| What to work on |
What is needed is an exact copy of the records, with the images left out.

Data for the task below:

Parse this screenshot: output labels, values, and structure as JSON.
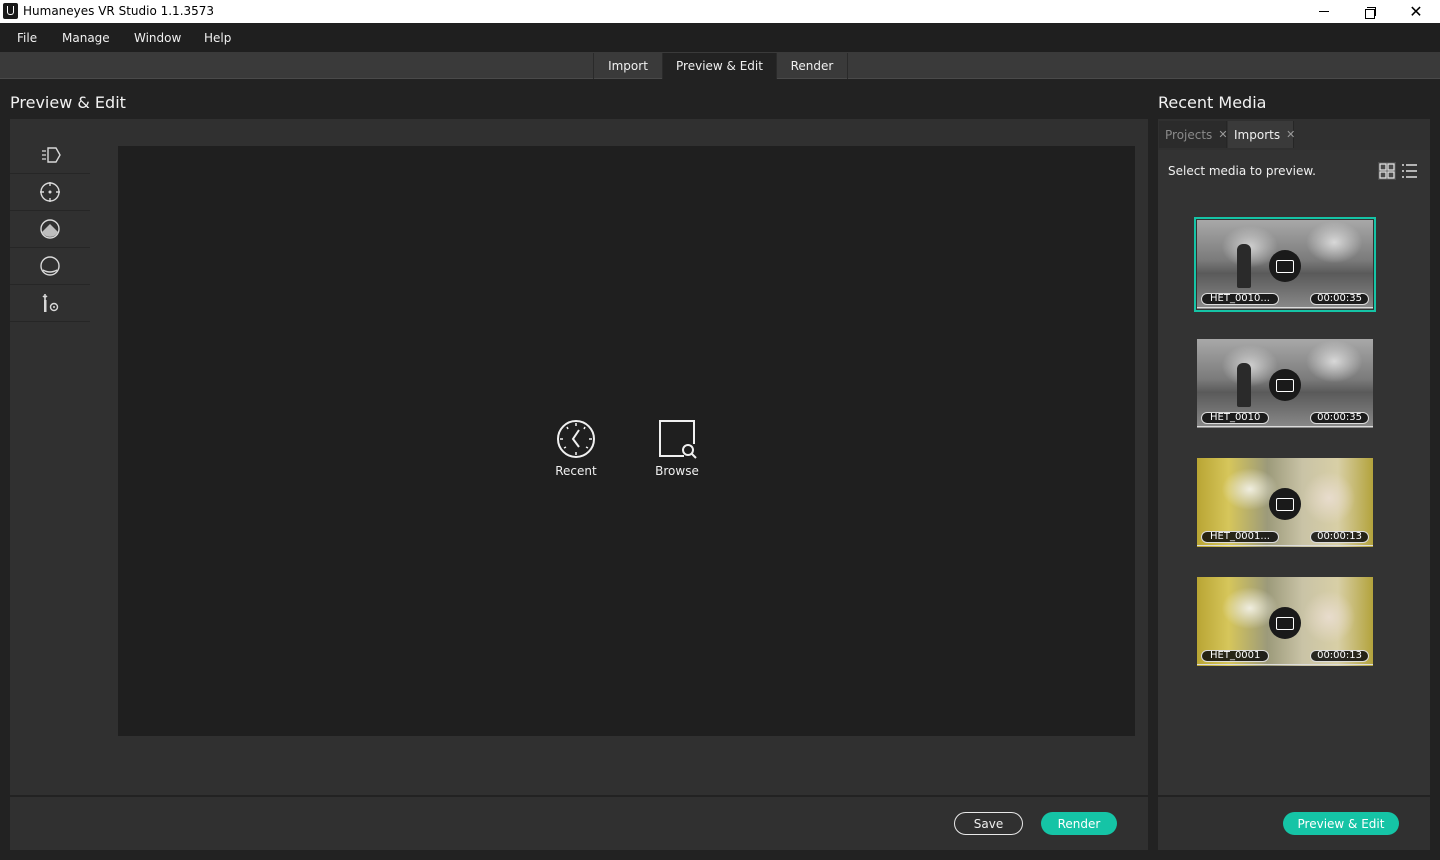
{
  "window": {
    "title": "Humaneyes VR Studio 1.1.3573",
    "minimize_icon": "minimize-icon",
    "maximize_icon": "restore-icon",
    "close_glyph": "✕"
  },
  "menu": {
    "items": [
      "File",
      "Manage",
      "Window",
      "Help"
    ]
  },
  "top_tabs": [
    {
      "label": "Import",
      "active": false
    },
    {
      "label": "Preview & Edit",
      "active": true
    },
    {
      "label": "Render",
      "active": false
    }
  ],
  "main": {
    "title": "Preview & Edit",
    "tools": [
      "transform-icon",
      "crosshair-icon",
      "top-cap-icon",
      "bottom-cap-icon",
      "tools-settings-icon"
    ],
    "actions": {
      "recent_label": "Recent",
      "browse_label": "Browse"
    },
    "buttons": {
      "save_label": "Save",
      "render_label": "Render"
    }
  },
  "recent_media": {
    "title": "Recent Media",
    "tabs": [
      {
        "label": "Projects",
        "active": false
      },
      {
        "label": "Imports",
        "active": true
      }
    ],
    "tab_close_glyph": "✕",
    "hint": "Select media to preview.",
    "items": [
      {
        "name": "HET_0010...",
        "duration": "00:00:35",
        "thumbnail": "arena",
        "selected": true
      },
      {
        "name": "HET_0010",
        "duration": "00:00:35",
        "thumbnail": "arena",
        "selected": false
      },
      {
        "name": "HET_0001...",
        "duration": "00:00:13",
        "thumbnail": "yellow",
        "selected": false
      },
      {
        "name": "HET_0001",
        "duration": "00:00:13",
        "thumbnail": "yellow",
        "selected": false
      }
    ],
    "preview_edit_label": "Preview & Edit"
  },
  "colors": {
    "accent": "#15c4a6",
    "background": "#222222",
    "panel": "#303030"
  }
}
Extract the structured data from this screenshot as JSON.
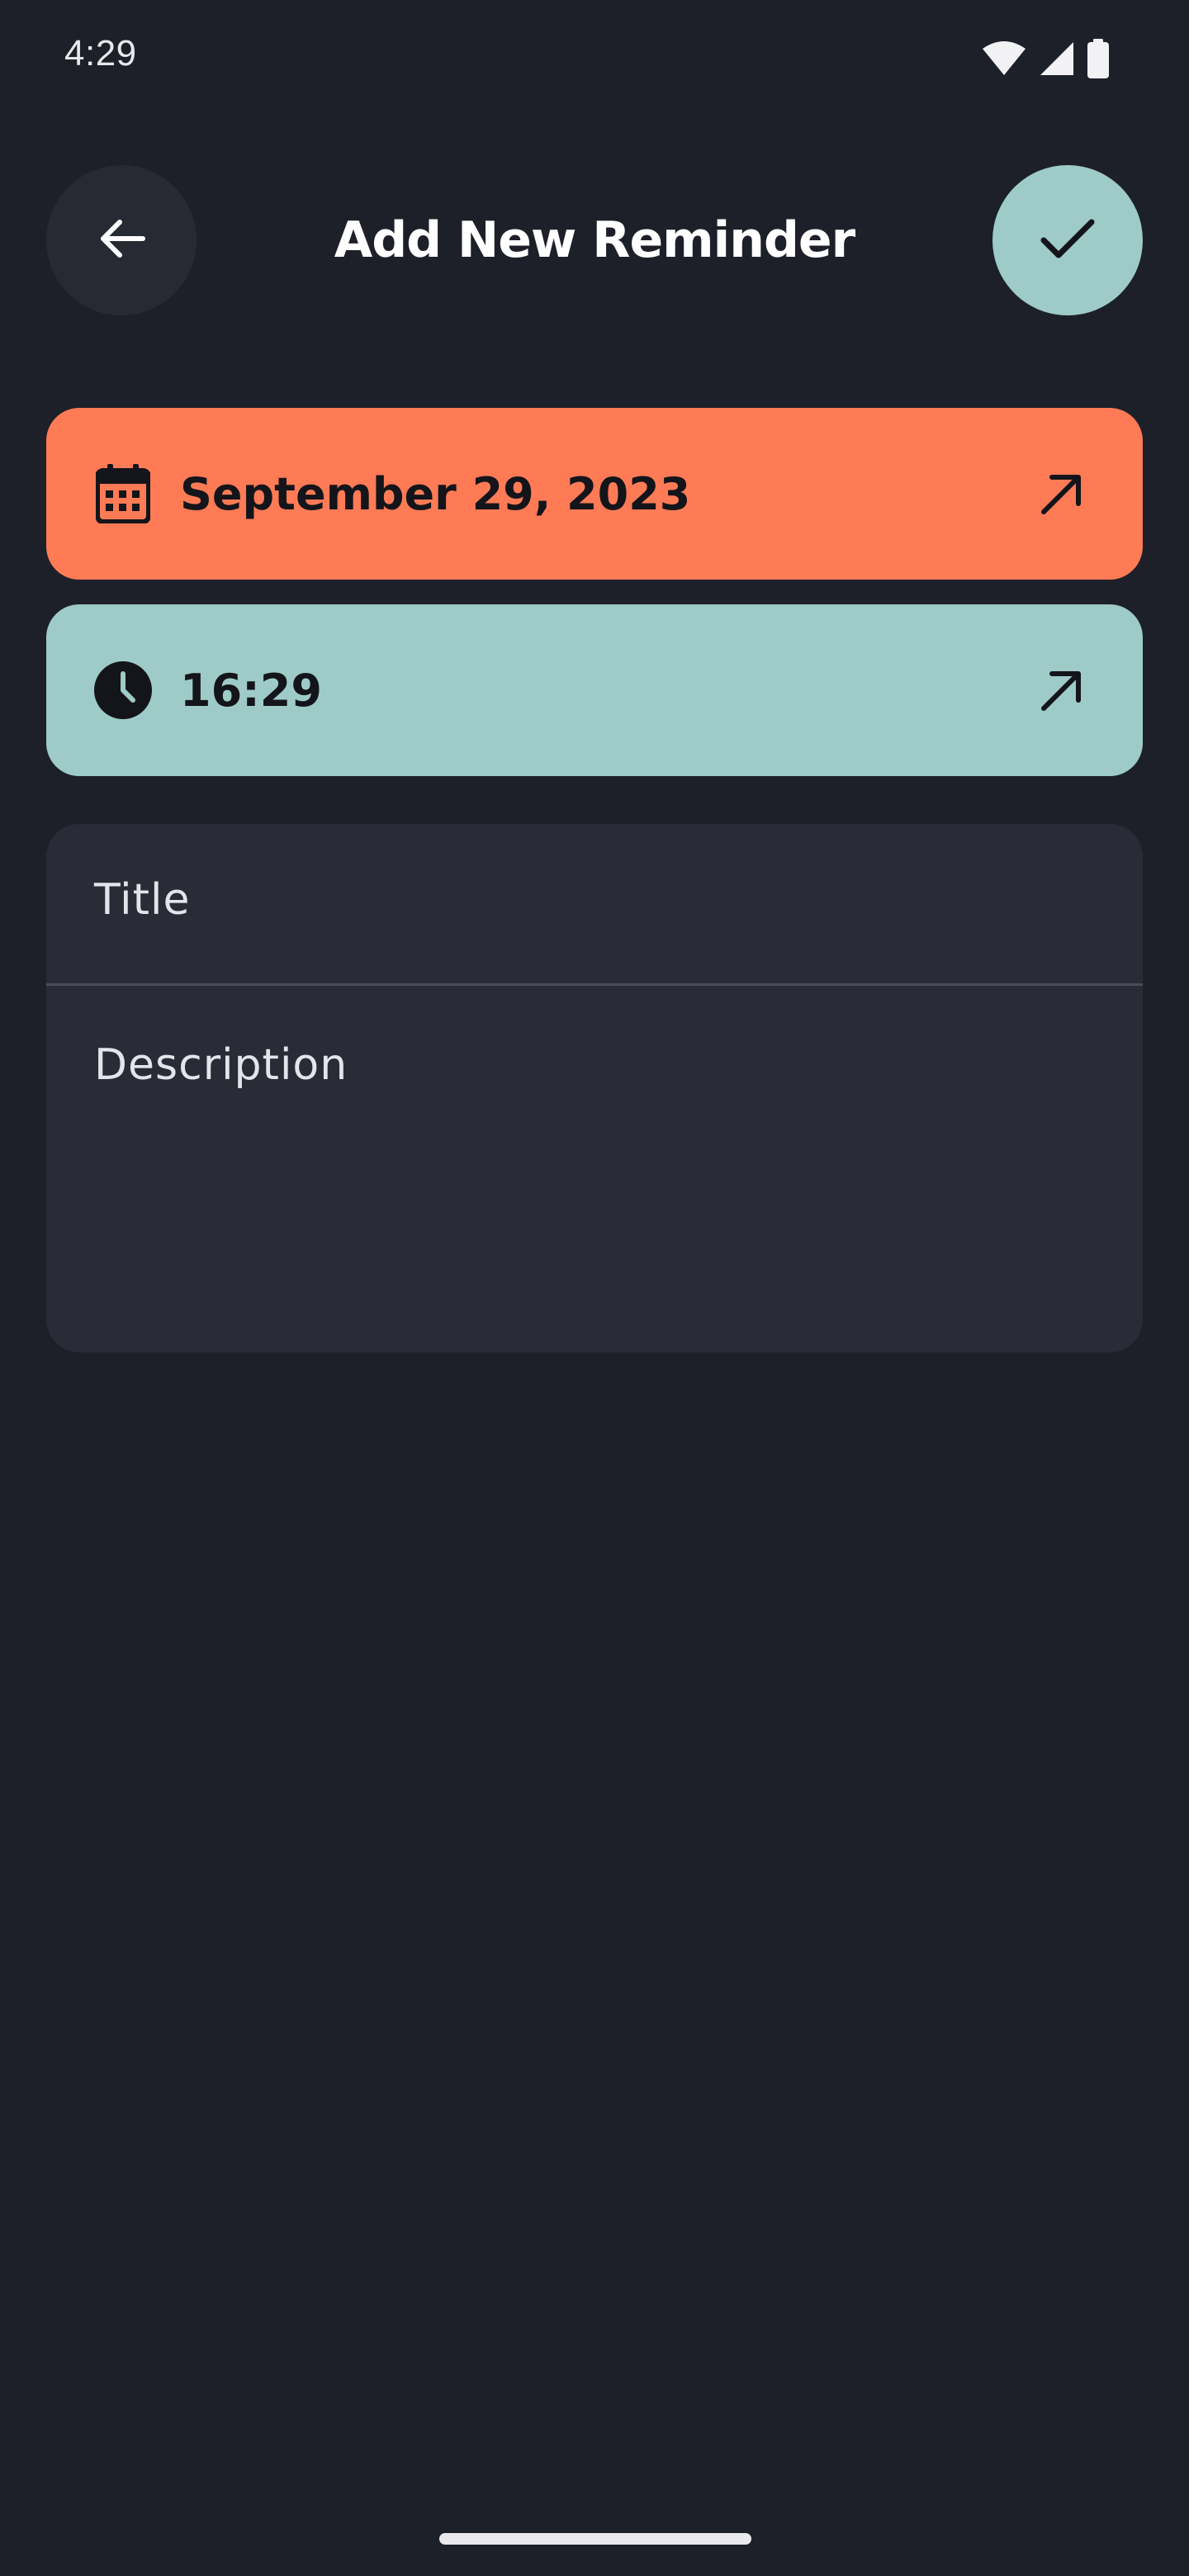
{
  "status_bar": {
    "time": "4:29",
    "icons": [
      "wifi-icon",
      "signal-icon",
      "battery-icon"
    ]
  },
  "header": {
    "title": "Add New Reminder",
    "back_icon": "arrow-back-icon",
    "confirm_icon": "check-icon"
  },
  "date_picker": {
    "value": "September 29, 2023",
    "icon": "calendar-icon",
    "arrow_icon": "arrow-up-right-icon",
    "color": "#ff7b56"
  },
  "time_picker": {
    "value": "16:29",
    "icon": "clock-icon",
    "arrow_icon": "arrow-up-right-icon",
    "color": "#9ecbc8"
  },
  "form": {
    "title_placeholder": "Title",
    "description_placeholder": "Description"
  },
  "colors": {
    "background": "#1d2029",
    "card": "#292c36",
    "accent_teal": "#9ecbc8",
    "accent_orange": "#ff7b56"
  }
}
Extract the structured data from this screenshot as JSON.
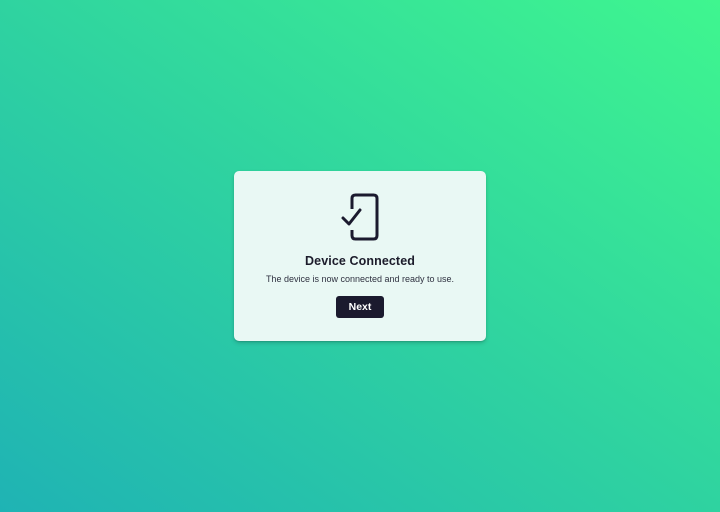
{
  "dialog": {
    "icon": "phone-check-icon",
    "title": "Device Connected",
    "message": "The device is now connected and ready to use.",
    "next_label": "Next"
  },
  "colors": {
    "background_gradient_start": "#1fb3b4",
    "background_gradient_end": "#3ff68f",
    "card_background": "#e9f8f4",
    "primary_button": "#1b1a2e",
    "title_text": "#1c1c2b"
  }
}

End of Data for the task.

| Your solution |
Parse this screenshot: output labels, values, and structure as JSON.
{
  "window": {
    "title": "Humaneyes VR Studio 1.1.3573",
    "minimize_icon": "minimize-icon",
    "maximize_icon": "restore-icon",
    "close_glyph": "✕"
  },
  "menu": {
    "items": [
      "File",
      "Manage",
      "Window",
      "Help"
    ]
  },
  "top_tabs": [
    {
      "label": "Import",
      "active": false
    },
    {
      "label": "Preview & Edit",
      "active": true
    },
    {
      "label": "Render",
      "active": false
    }
  ],
  "main": {
    "title": "Preview & Edit",
    "tools": [
      "transform-icon",
      "crosshair-icon",
      "top-cap-icon",
      "bottom-cap-icon",
      "tools-settings-icon"
    ],
    "actions": {
      "recent_label": "Recent",
      "browse_label": "Browse"
    },
    "buttons": {
      "save_label": "Save",
      "render_label": "Render"
    }
  },
  "recent_media": {
    "title": "Recent Media",
    "tabs": [
      {
        "label": "Projects",
        "active": false
      },
      {
        "label": "Imports",
        "active": true
      }
    ],
    "tab_close_glyph": "✕",
    "hint": "Select media to preview.",
    "items": [
      {
        "name": "HET_0010...",
        "duration": "00:00:35",
        "thumbnail": "arena",
        "selected": true
      },
      {
        "name": "HET_0010",
        "duration": "00:00:35",
        "thumbnail": "arena",
        "selected": false
      },
      {
        "name": "HET_0001...",
        "duration": "00:00:13",
        "thumbnail": "yellow",
        "selected": false
      },
      {
        "name": "HET_0001",
        "duration": "00:00:13",
        "thumbnail": "yellow",
        "selected": false
      }
    ],
    "preview_edit_label": "Preview & Edit"
  },
  "colors": {
    "accent": "#15c4a6",
    "background": "#222222",
    "panel": "#303030"
  }
}
Extract the structured data from this screenshot as JSON.
{
  "status_bar": {
    "time": "4:29",
    "icons": [
      "wifi-icon",
      "signal-icon",
      "battery-icon"
    ]
  },
  "header": {
    "title": "Add New Reminder",
    "back_icon": "arrow-back-icon",
    "confirm_icon": "check-icon"
  },
  "date_picker": {
    "value": "September 29, 2023",
    "icon": "calendar-icon",
    "arrow_icon": "arrow-up-right-icon",
    "color": "#ff7b56"
  },
  "time_picker": {
    "value": "16:29",
    "icon": "clock-icon",
    "arrow_icon": "arrow-up-right-icon",
    "color": "#9ecbc8"
  },
  "form": {
    "title_placeholder": "Title",
    "description_placeholder": "Description"
  },
  "colors": {
    "background": "#1d2029",
    "card": "#292c36",
    "accent_teal": "#9ecbc8",
    "accent_orange": "#ff7b56"
  }
}
Extract the structured data from this screenshot as JSON.
{
  "dialog": {
    "icon": "phone-check-icon",
    "title": "Device Connected",
    "message": "The device is now connected and ready to use.",
    "next_label": "Next"
  },
  "colors": {
    "background_gradient_start": "#1fb3b4",
    "background_gradient_end": "#3ff68f",
    "card_background": "#e9f8f4",
    "primary_button": "#1b1a2e",
    "title_text": "#1c1c2b"
  }
}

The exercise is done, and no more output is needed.